(Extracted data entries)
-- Opening Marker --

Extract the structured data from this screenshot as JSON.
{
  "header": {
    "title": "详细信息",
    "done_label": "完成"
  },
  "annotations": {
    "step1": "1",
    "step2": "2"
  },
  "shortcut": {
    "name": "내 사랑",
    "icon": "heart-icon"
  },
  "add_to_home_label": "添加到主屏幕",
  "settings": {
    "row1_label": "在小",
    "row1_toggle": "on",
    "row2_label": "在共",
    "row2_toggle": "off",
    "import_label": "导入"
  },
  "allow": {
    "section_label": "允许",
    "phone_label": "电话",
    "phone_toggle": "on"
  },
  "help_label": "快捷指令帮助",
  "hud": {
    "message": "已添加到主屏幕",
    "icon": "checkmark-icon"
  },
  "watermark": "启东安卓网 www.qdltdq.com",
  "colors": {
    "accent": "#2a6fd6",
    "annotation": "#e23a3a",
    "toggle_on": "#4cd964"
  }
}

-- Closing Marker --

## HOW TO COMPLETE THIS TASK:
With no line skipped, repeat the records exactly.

## ANSWER BOX:
Extract the structured data from this screenshot as JSON.
{
  "header": {
    "title": "详细信息",
    "done_label": "完成"
  },
  "annotations": {
    "step1": "1",
    "step2": "2"
  },
  "shortcut": {
    "name": "내 사랑",
    "icon": "heart-icon"
  },
  "add_to_home_label": "添加到主屏幕",
  "settings": {
    "row1_label": "在小",
    "row1_toggle": "on",
    "row2_label": "在共",
    "row2_toggle": "off",
    "import_label": "导入"
  },
  "allow": {
    "section_label": "允许",
    "phone_label": "电话",
    "phone_toggle": "on"
  },
  "help_label": "快捷指令帮助",
  "hud": {
    "message": "已添加到主屏幕",
    "icon": "checkmark-icon"
  },
  "watermark": "启东安卓网 www.qdltdq.com",
  "colors": {
    "accent": "#2a6fd6",
    "annotation": "#e23a3a",
    "toggle_on": "#4cd964"
  }
}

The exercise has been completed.